Written by Anthony Moujaes
"Today there is reason to be glad this bill won't be considered by the Indiana legislature in 2013. But we also think it shouldn't be an issue going forward," Schuenemeyer said. "We support full marriage equality for all people in every state. The freedom to choose who we marry honors our pledge to justice and liberty for all."
Indiana lawmakers said they would wait until 2014 to revisit the issue, after the U.S. Supreme Court hears two cases this year on marriage equality, before they pushed forward with a proposed constitutional amendment. The state already has a law that does not recognize same-sex marriage.
UCC minister the Rev. Marie Siroky, president of Interfaith Coalition on Nondiscrimination in Indiana, sent lawmakers a letter signed by 230 Indiana clergy members to focus on more important issues and leave the decision on who to marry to each faith community. Siroky hopes the delay gives lawmakers a chance to reconsider their position.
"I would like to believe that those who pushed for the bill before are actually seeing in their constituency that a lot of people are in favor of not having this as an amendment and are much more tolerant of people's religious views, and those who want to enter a same-sex relationship," Siroky said.
The national opinion turned in favor of same-sex marriages in the last year, with voters from three states (Maine, Maryland and Washington) approving marriage equality referendums, and voters from a fourth (Minnesota) rejecting a proposed constitutional ban. There are nine states, along with Washington, D.C., that recognize same-sex marriages: Connecticut, Iowa, Maine, Maryland, Massachusetts, New Hampshire, New York, Vermont, and Washington.
The Supreme Court scheduled two marriage equality cases for late March on the constitutionality on the Defense of Marriage Act, a federal law limiting benefits to same-sex couples that are available to heterosexual couples, and California's Proposition 8, that state's law defining marriage as between one man and one woman. Those cases will likely have a ruling by late June.
Had the state legislature passed the measure, "we could find ourselves in the very inadvisable situation of having a matter on the ballot in 2014 that has been ruled unconstitutional and there is no means of removing it from the ballot," Indiana House Speaker Brian Bosma said.
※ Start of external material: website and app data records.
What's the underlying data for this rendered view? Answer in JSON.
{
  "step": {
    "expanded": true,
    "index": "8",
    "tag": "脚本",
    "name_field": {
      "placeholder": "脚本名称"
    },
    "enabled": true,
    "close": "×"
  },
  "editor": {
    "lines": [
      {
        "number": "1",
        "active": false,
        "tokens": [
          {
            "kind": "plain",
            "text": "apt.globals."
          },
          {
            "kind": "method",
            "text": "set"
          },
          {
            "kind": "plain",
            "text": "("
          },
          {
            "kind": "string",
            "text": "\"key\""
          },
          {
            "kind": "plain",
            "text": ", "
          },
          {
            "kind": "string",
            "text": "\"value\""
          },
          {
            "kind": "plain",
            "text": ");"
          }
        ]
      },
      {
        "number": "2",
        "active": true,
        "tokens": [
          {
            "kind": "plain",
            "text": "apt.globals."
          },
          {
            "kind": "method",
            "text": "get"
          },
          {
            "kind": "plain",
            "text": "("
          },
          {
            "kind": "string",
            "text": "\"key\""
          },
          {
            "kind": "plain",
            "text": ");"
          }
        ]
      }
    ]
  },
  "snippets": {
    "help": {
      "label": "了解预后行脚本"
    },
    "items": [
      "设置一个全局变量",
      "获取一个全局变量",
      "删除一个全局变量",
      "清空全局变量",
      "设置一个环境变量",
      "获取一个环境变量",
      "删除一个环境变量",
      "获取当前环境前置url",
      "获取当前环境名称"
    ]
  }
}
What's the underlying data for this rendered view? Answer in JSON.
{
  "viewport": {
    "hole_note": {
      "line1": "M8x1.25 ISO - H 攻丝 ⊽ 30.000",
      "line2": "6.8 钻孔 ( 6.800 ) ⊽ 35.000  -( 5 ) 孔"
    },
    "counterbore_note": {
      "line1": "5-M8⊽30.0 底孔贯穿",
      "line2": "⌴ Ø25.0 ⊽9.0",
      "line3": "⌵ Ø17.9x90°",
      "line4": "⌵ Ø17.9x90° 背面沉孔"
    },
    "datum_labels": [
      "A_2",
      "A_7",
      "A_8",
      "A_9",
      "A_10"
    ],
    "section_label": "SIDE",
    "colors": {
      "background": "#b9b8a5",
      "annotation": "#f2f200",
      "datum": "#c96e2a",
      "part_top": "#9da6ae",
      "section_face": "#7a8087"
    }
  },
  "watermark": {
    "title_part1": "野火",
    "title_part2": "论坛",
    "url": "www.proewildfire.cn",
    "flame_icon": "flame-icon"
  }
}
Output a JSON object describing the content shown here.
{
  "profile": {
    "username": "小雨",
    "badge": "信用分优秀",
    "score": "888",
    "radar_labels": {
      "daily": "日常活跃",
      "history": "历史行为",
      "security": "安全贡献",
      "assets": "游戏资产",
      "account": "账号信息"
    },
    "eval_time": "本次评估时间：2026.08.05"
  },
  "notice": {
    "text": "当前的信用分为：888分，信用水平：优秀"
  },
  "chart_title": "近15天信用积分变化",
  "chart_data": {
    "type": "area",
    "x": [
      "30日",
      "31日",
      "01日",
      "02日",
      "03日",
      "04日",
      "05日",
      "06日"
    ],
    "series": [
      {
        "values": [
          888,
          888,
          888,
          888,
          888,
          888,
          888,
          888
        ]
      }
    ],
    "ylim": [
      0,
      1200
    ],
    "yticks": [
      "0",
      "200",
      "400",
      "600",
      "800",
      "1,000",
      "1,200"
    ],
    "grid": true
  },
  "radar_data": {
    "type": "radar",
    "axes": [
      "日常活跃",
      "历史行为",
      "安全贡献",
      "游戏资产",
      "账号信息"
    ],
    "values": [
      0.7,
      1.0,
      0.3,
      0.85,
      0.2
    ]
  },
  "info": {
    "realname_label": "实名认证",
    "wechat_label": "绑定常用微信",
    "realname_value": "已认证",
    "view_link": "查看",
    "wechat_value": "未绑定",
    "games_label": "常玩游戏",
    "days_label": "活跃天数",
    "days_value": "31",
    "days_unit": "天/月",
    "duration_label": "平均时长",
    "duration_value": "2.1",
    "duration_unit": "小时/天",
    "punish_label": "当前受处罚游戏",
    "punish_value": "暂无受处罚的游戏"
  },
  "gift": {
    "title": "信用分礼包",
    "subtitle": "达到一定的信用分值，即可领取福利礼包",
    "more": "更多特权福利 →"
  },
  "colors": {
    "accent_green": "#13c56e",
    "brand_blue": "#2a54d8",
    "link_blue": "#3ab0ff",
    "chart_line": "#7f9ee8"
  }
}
Two advocates of marriage equality organizations in the state think time may help turn opinions in their favor. Rick Sutton, executive director of Indiana Equality Action said "a delay is by no means a win. But we believe we are headed in a better direction."
The president of FairTalk, Jean Capler, thinks the state's voters can defeat the proposal with more time because of the delay. "I fully believe we can [defeat the proposal] based on just basic Hoosier common sense and a sense of fairness," she said.